Tag Archives: Cornwall

In Hannafore

In Hannafore

I’m in Hannafore.

“What for?” you ask.

To practice my semaphore,

whilst wearing my new pinafore,

that I’ve never worn before,

at least, not before dawn before.

Then I’m off to Looe.

“What there to do?” you ask.

To do what a man just has to do;

he has to see a sea-going gull, or two,

or maybe a couple of thousand –

there are countless, to be sure;

and I’m sure I counted seventeen,

and there were many, many more.

Later, I went back to Hannafore,

to practice my semaphore,

whilst still wearing my new pinafore,

as I had so recently done before.

How can I be the Bard a’Looe?

How can I be the Bard a’Looe?

How can I be

the Bard a’Looe,

when I am

unknown to you?

My poems writ,

and posted here,

never seem to

reappear;

they sink like bricks

in Cornish mud,

I think they shine,

perhaps they’re dud;

maybe my words

are trite and weak,

and it is sad

that I try to seek

the position

that I do…

I only want to be

the Bard a’Looe.

On the A30

On the A30

Moving slowly

on the A Three-O;

having some such

or other

place to go;

then we stop,

and cry, “Oh, no!

Why did we ever take

the A Three-O?”

As I was walking to St. Ives…

As I was walking to St. Ives…

(As there was a very recent earthquake of 0.9 magnitude recorded near there).

As I was walking to St. Ives,

I counted up my remaining lives;

(from the original nine,

six were left;

of three of them,

I was bereft?

then the ground shook,

the earth moved;

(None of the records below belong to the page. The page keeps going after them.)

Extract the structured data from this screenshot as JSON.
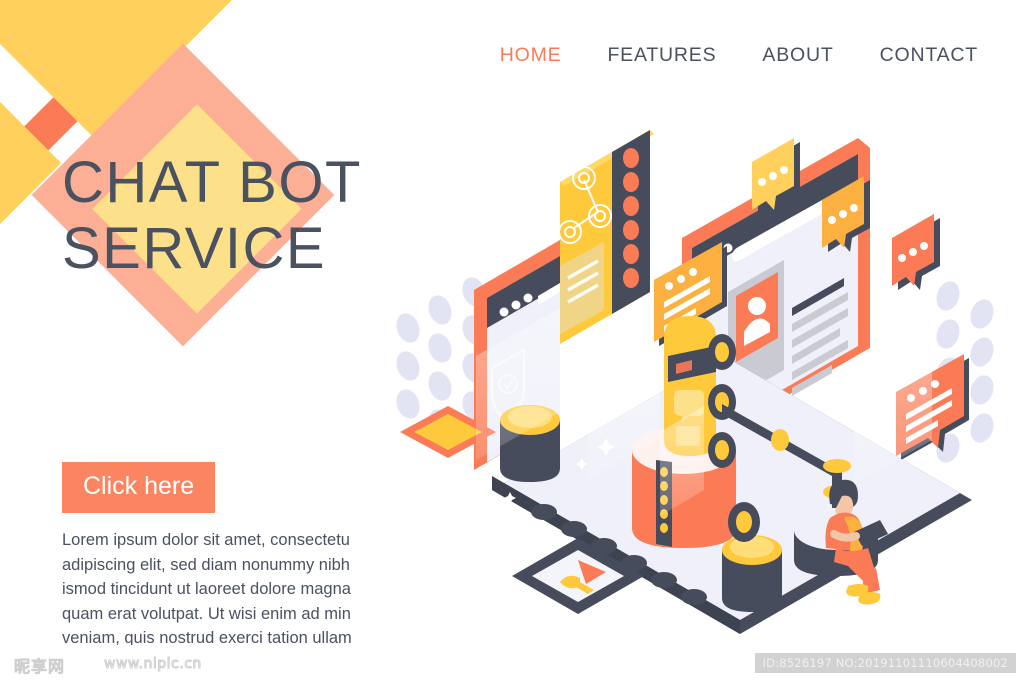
{
  "nav": {
    "items": [
      {
        "label": "HOME",
        "active": true
      },
      {
        "label": "FEATURES",
        "active": false
      },
      {
        "label": "ABOUT",
        "active": false
      },
      {
        "label": "CONTACT",
        "active": false
      }
    ]
  },
  "hero": {
    "title": "CHAT BOT\nSERVICE",
    "cta_label": "Click here",
    "body": "Lorem ipsum dolor sit amet, consectetu adipiscing elit, sed diam nonummy nibh ismod tincidunt ut laoreet dolore magna quam erat volutpat. Ut wisi enim ad min veniam, quis nostrud exerci tation ullam"
  },
  "illustration": {
    "name": "isometric-chatbot-scene",
    "elements": [
      "tablet-device-left",
      "yellow-network-card",
      "browser-window-right",
      "user-profile-card",
      "speech-bubble-yellow",
      "speech-bubble-orange",
      "speech-bubble-coral",
      "chat-bubble-orange-left",
      "chat-bubble-coral-right",
      "robot-character",
      "orange-cylinder",
      "gold-cylinder-left",
      "gold-cylinder-right",
      "seated-person-with-tablet",
      "floating-yellow-tile",
      "floating-flag-tile",
      "shield-icon-panel",
      "dot-grid-left",
      "dot-grid-right"
    ]
  },
  "colors": {
    "accent_coral": "#FA7B56",
    "accent_orange": "#FB8560",
    "accent_yellow": "#FFD15C",
    "accent_yellow_light": "#FDE08A",
    "accent_salmon": "#FCAF94",
    "text_dark": "#4A5160",
    "panel_light": "#EFF0F9",
    "dot_lavender": "#E2E4F4"
  },
  "watermark": {
    "logo": "昵享网",
    "url": "www.nipic.cn",
    "id": "ID:8526197 NO:20191101110604408002"
  }
}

you could tell by my look

that I never approved;

I met a man

with his entourage;

he had a plan

and he spoke it large,

“We’re leaving town,

it might fall down;

I normally smile;

but, look at this frown!”

I turned, and joined

his motley crew;

“We are going to Redruth.”

were words he said,

“Woo-hoo!” I replied.

But, secretly, I cringed a little bit inside.

When the rains subside

When the rains subside

When the rains subside,

they beg to go outside,

and we catch the moment.

Swiftly we walk

along country lanes,

and inhale the freshness

that lays all about –

buried, as it is,

under fallen leaves and twigs.

The Cornish Mizzle

The Cornish Mizzle

In Cornwall, twixt the mist and drizzle,

which is something that’s called the Cornish Mizzle;

for, it’s when two like things do meld as one;

that they become a confladum.

In Transylvania, long ago,

there was a thing that joined, just so;

a twilight rising of the mist

known back then as the Transylvania Twist.

“Whatever happened to my Transylvania Twist? spoke Dracula.

Then, he hastened to add, “It is so sorely mist!”

Thus he spoke from his castle keep

when he deemed to arise from his daytime sleep.

The Best View In Looe

The Best View in Looe

For the best view in Looe,

there are a few things you have to do;

firstly, you see, you have to be

in Looe, in Cornwall’s fair county –

and not in one of those other, paler,

imposter Looes;

such as the one in Yorkshire

or the one in Kent;

where some people

have mistakenly spent

their days

wandering around

in confusion,

before, eventually,

coming to the conclusion,

that the Looe In Yorkshire,

or the Looe in Kent,

were not the Looes

where they should have went.

And, secondly,

and most importantly;

when you ‘have’ ascertained

that you ‘are’

in the correct Looe,

and not pining from afar,

you have to look around and see

the best view in Looe,

from wherever you may be.